What policy makers need to do
Bills have sought to fill this gap in the United States. In 2019 Senators Cory Booker and Ron Wyden presented one Algorithmic Act of Responsibility, which was set up after Congress. The act would have required companies to conduct algorithmic impact assessments in certain situations to verify bias or discrimination. But in the United States this crucial issue is more likely to be addressed first in laws applicable to specific sectors such as health care, where the danger of algorithmic bias has been magnified by the disparate impacts of the pandemic on groups. of the United States population.
At the end of January, the Public Health Emergency Privacy Law it was reintroduced to the Senate and the House of Representatives by Senators Mark Warner and Richard Blumenthal. This act will ensure that data collected for public health purposes are not used for any other purpose. Prohibit the use of health data for discriminatory, unrelated or intrusive purposes, including commercial advertising, electronic commerce, or efforts to control access to employment, finance, insurance, housing, or education. It would be a great start. Going further, a law that applies to all algorithmic decisions must, inspired by the French example, focus on strict accountability, strong regulatory oversight of data-based decisions, and the ability to verify and inspect. algorithmic decisions and their impact on society.
Three elements are needed to ensure tough accountability: (1) clear transparency about where and when automated decisions are made and how they affect individuals and groups, (2) the right of the public to offer meaningful input and call to those in authority to justify their decisions, and (3) the ability to apply sanctions. Crucially, policy makers must decide, as has recently been suggested in the EU, what constitutes a “high-risk” algorithm that should respond to a higher standard of scrutiny.
The focus should be on public scrutiny of automated decision making and the types of transparency that lead to accountability. This includes revealing the existence of algorithms, their purpose, and the training data behind them, as well as their impacts – whether they have led to disparate results, and on what groups you are.

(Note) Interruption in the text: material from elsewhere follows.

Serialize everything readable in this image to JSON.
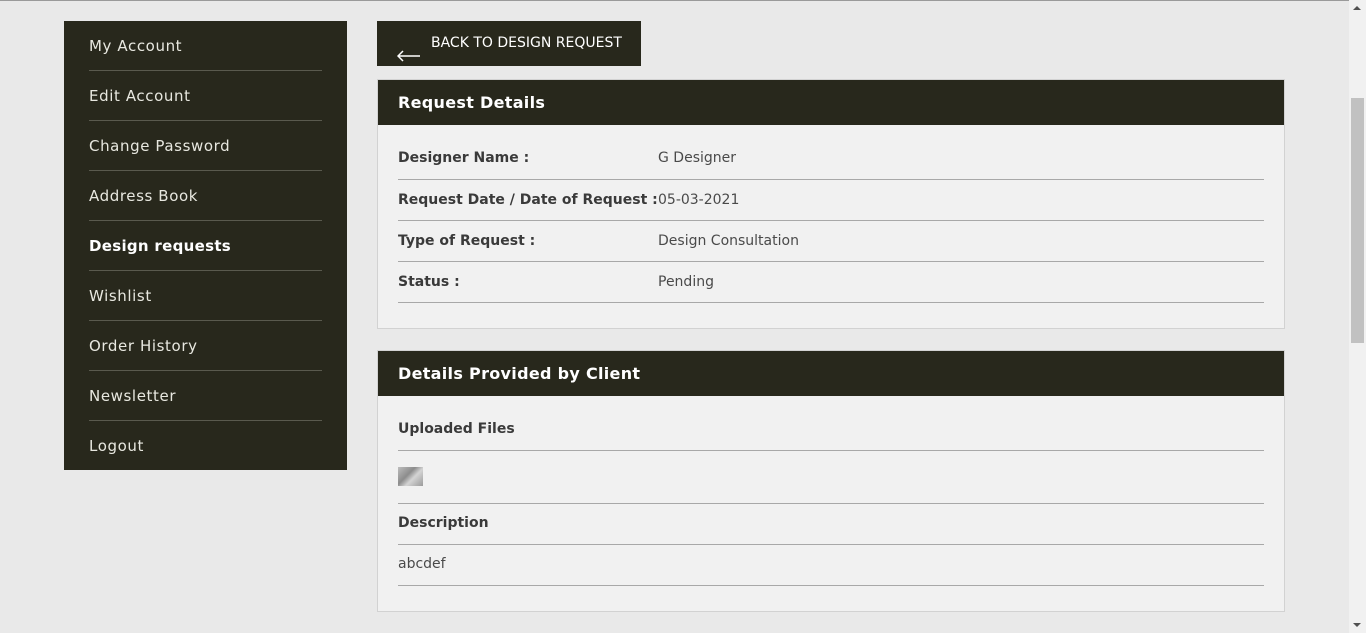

The public has the fundamental right to call those in power to justify their decisions. This “right to ask for answers” should not be limited to consultative participation, where people are asked for their input and officials pass on. It should include enabled participation, where public input is sent prior to the launch of high-risk algorithms in both the public and private sectors.
Finally, sanctioning power is the key to these reforms to succeed and to realize accountability. It should be mandatory to establish control requirements for the targeting, verification and curation of data, to provide reviewers with this basic knowledge, and to enable supervisory bodies to enforce sanctions, not just to remedy them. damage after the fact, but to prevent it.
The issue of collective damage driven by data touches everyone. An Emergency Public Health Emergency Privacy Act is a first step. Congress should then take lessons from the implementation of that act to develop laws that focus specifically on collective data rights. Only through such action can the United States avoid situations where inferences from data companies affect people’s ability to access housing, employment, credit, and other opportunities for employment. years to come.